According to IDC, the top 3 handset manufacturers accounted for almost 70% of all traditional mobile phones shippedin EMEA during Q1 2006, compared to 62% in 2005. IDC describes this as a ‘polarisation’ of the market around the leading players. Andrew Brown, Program Manager for Mobile Devices at IDC, commented: “Operators’ scrutiny of handset portfolios is now beginning to significantly impact vendors without the capability and resources to meet stringent operator demands across multiple product lines with regard to software and hardware customisation, UI, and form factor design. Such vendors need to focus R&D towards operator requirements by integrating such components to produce closely positioned products that serve very specific segments.”
This is an interesting observation. Despite continued discussion about the emergence of Far Eastern manufacturers capable of under-cutting the big handset brands, the market data actually suggest it is the incumbents who are best able to respond to intensifying competition in the market.
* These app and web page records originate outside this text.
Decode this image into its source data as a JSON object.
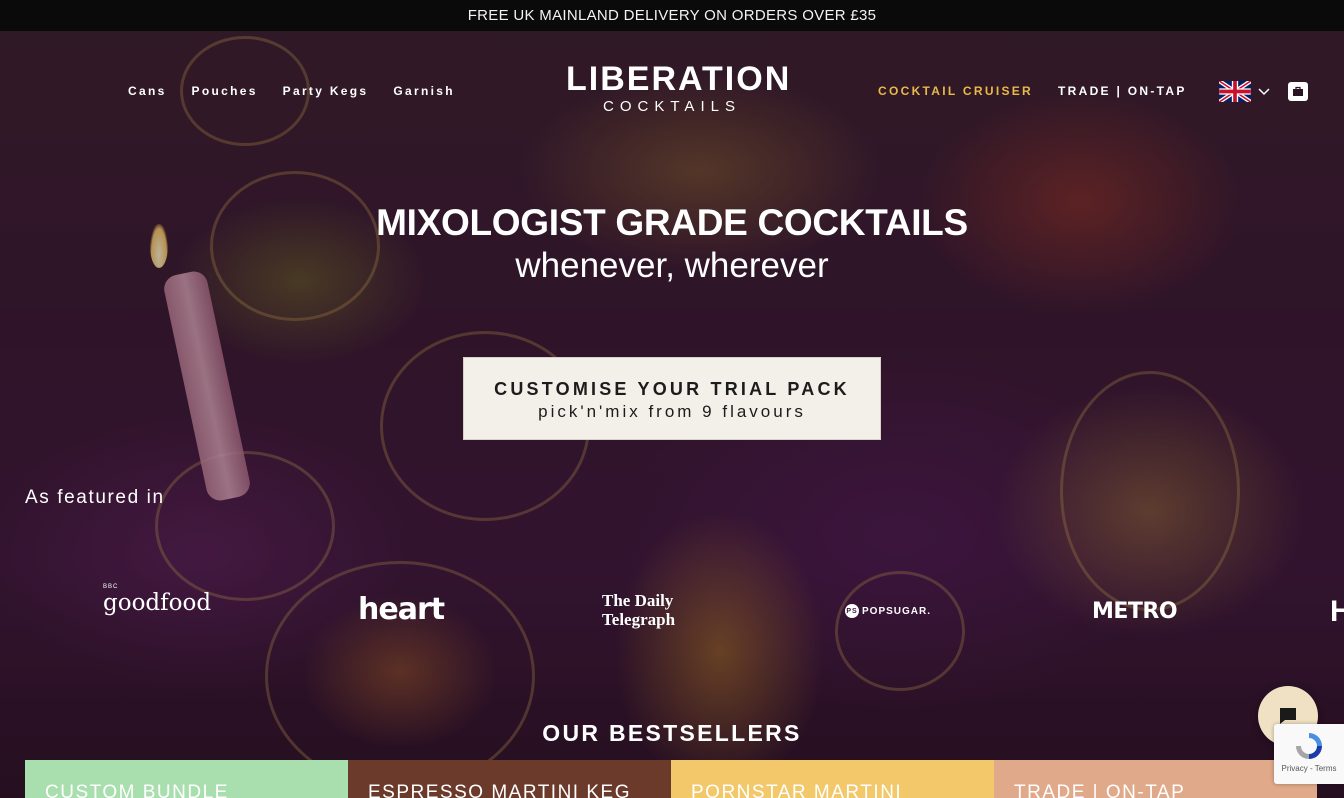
{
  "announcement": "FREE UK MAINLAND DELIVERY ON ORDERS OVER £35",
  "logo": {
    "main": "LIBERATION",
    "sub": "COCKTAILS"
  },
  "nav_left": [
    "Cans",
    "Pouches",
    "Party Kegs",
    "Garnish"
  ],
  "nav_right": [
    {
      "label": "COCKTAIL CRUISER",
      "accent": true
    },
    {
      "label": "TRADE | ON-TAP",
      "accent": false
    }
  ],
  "accent_color": "#e9b949",
  "hero": {
    "title": "MIXOLOGIST GRADE COCKTAILS",
    "subtitle": "whenever, wherever",
    "cta_line1": "CUSTOMISE YOUR TRIAL PACK",
    "cta_line2": "pick'n'mix from 9 flavours"
  },
  "featured_label": "As featured in",
  "press": {
    "goodfood_bbc": "BBC",
    "goodfood": "goodfood",
    "heart": "heart",
    "telegraph_1": "The Daily",
    "telegraph_2": "Telegraph",
    "popsugar_badge": "PS",
    "popsugar": "POPSUGAR.",
    "metro": "METRO",
    "cut": "H"
  },
  "bestsellers_title": "OUR BESTSELLERS",
  "cards": [
    "CUSTOM BUNDLE",
    "ESPRESSO MARTINI KEG",
    "PORNSTAR MARTINI",
    "TRADE | ON-TAP"
  ],
  "recaptcha_links": "Privacy - Terms",
  "icons": {
    "flag": "uk-flag-icon",
    "chevron": "chevron-down-icon",
    "cart": "shopping-bag-icon",
    "chat": "chat-icon"
  }
}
They may be suffering margin pressures, but their scale provides them with greater supply chain control and more scope to drive down prices at retail.
In EMEA at least, the major manufacturers are making it very clear they are willing to see falling ASPs to maintain market share.